FOLLOW THE WIGGLESIn their shared office, the Adens work at a conference table facing a huge wall of charts, tattered and yellowed like vintage maps of early explorers. Here they follow the wiggles on the trend lines that lead to their decision-making. The TV set shows gold hitting new highs, but the sisters are blasé, since they are in gold for the long haul.
The Adens' advice is based on technical analysis: follow moving averages, watch for a break in a trend line, check momentum to see when a rally poops out. They're alert for any change in a "megatrend"—when the price of an asset breaks out of an established pattern. They're seeing that in 30-year Treasury bonds: A move above a 4.69% yield reversed a trend going back to the 1980s, they say. "Wow. Inflation coming if this reversal holds!" says Mary Anne. As long as gold stays above the major trend line of $935 an ounce, it's in bull mode, they say.
Rising inflation bodes well for gold. The Adens think ballooning interest on U.S. government debt will bring a lower dollar, and gold tends to move opposite to the dollar. Gold's November high represented a 40% gain for the year, compared with 50% to 117% for many other metals. This relative mediocrity, the sisters say, is one reason they remain bullish on gold.

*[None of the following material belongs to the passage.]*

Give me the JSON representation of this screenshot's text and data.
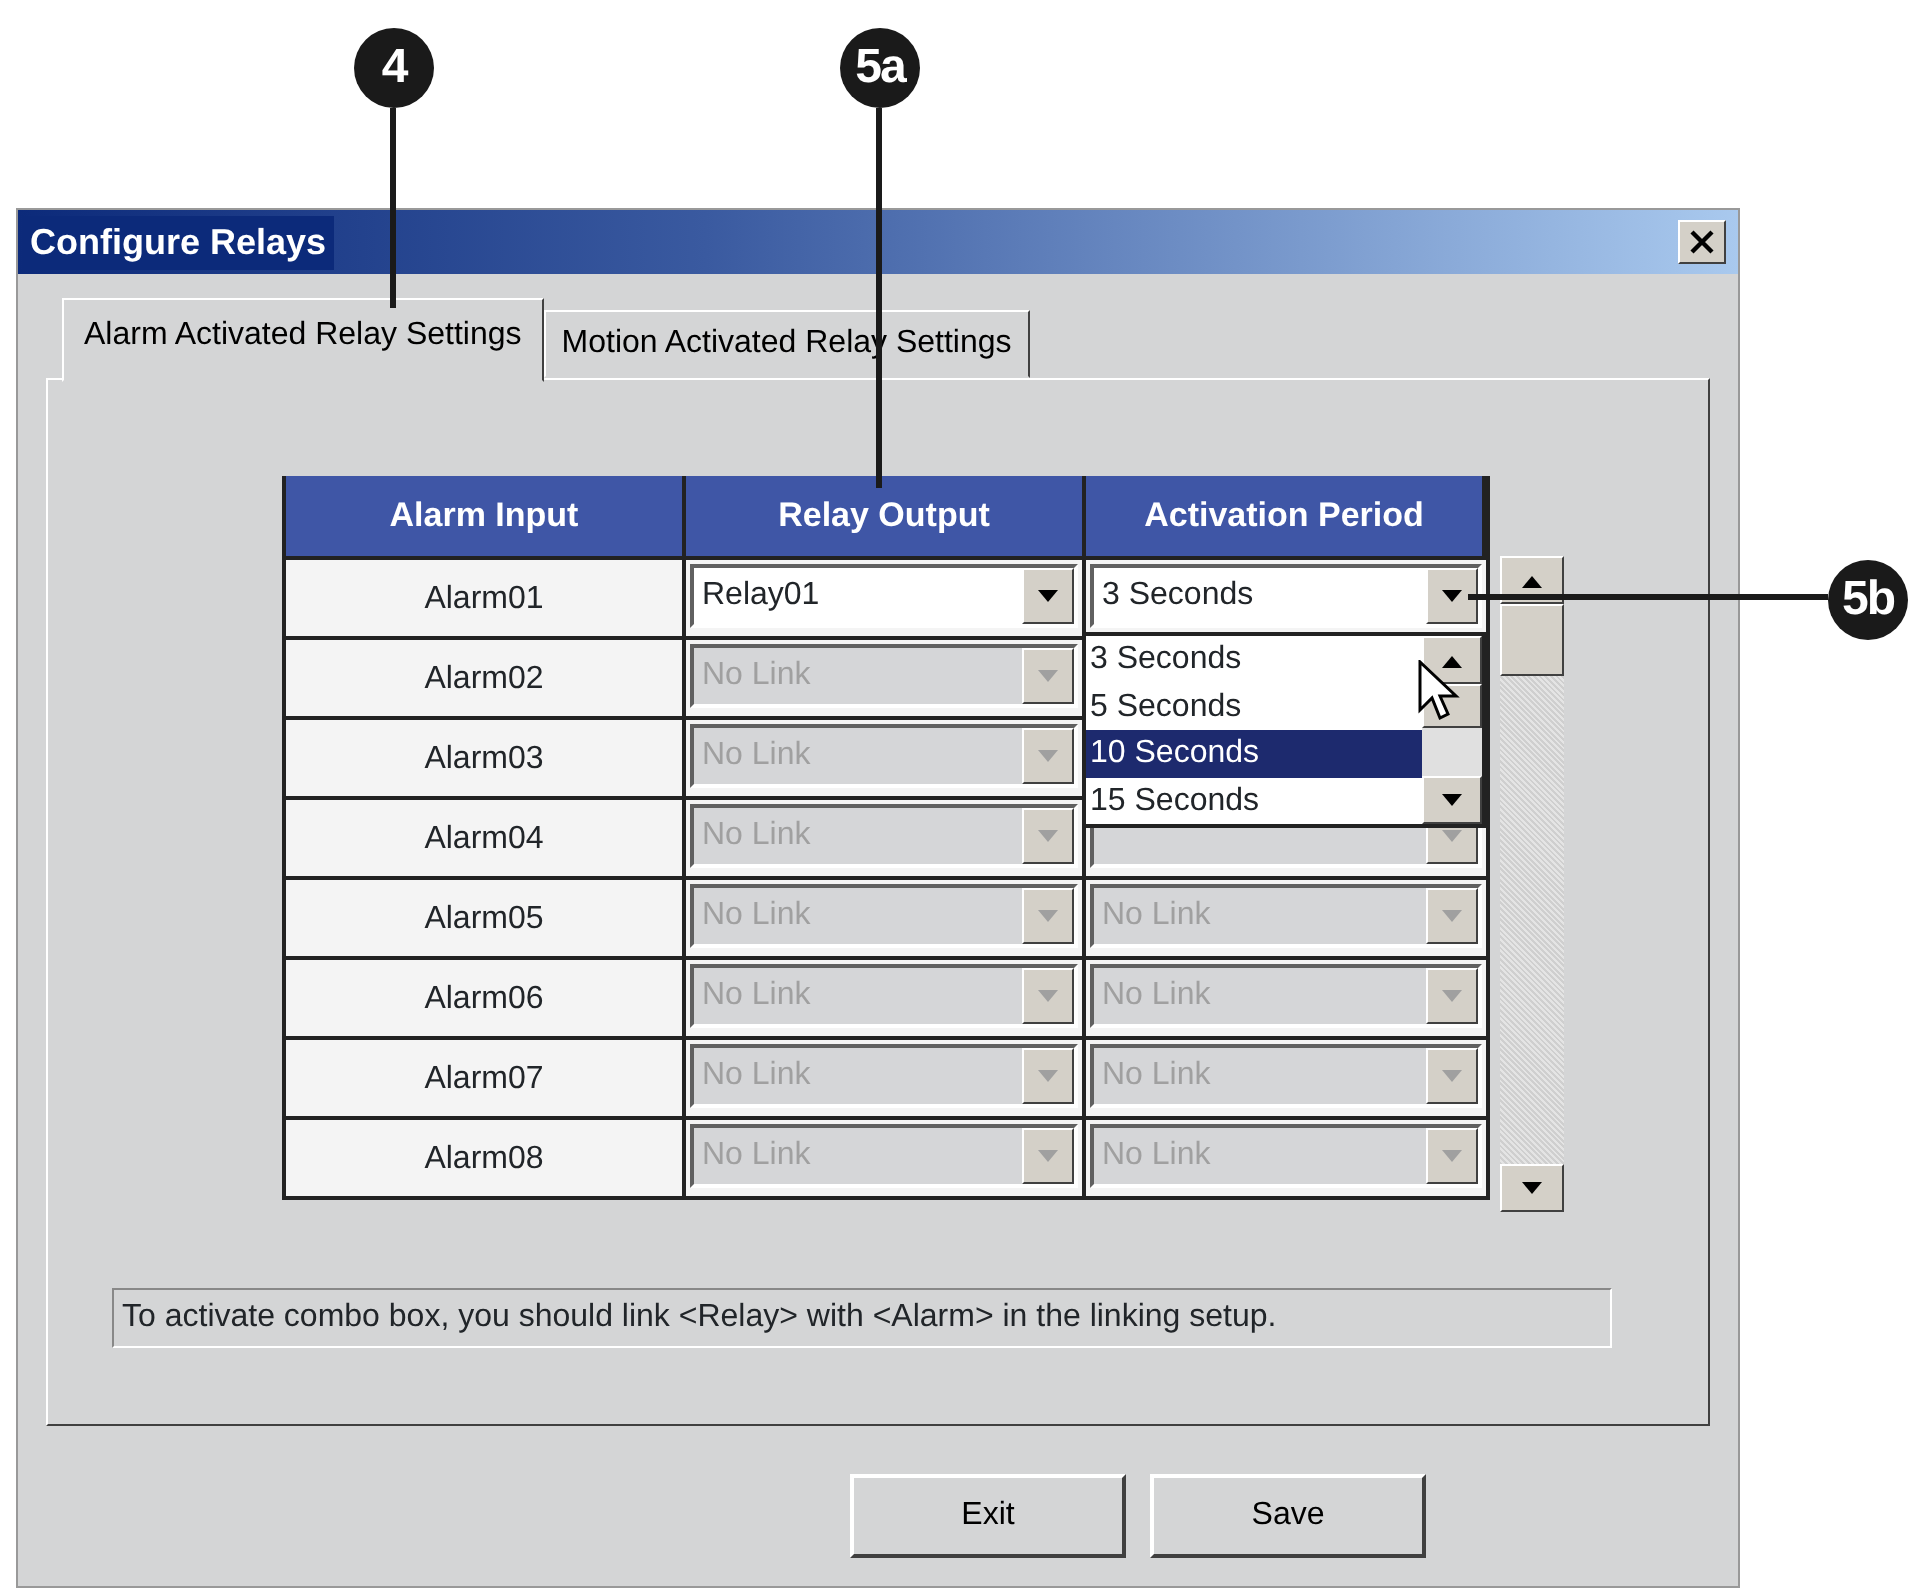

Gold remains the biggest holding in the Aden family portfolio, along with Costa Rican real estate. "We have euros and other stuff, lately more real estate than we should. Gold is the best option," says Mary Anne. Another sisterly tip: Consider retiring to Costa Rica.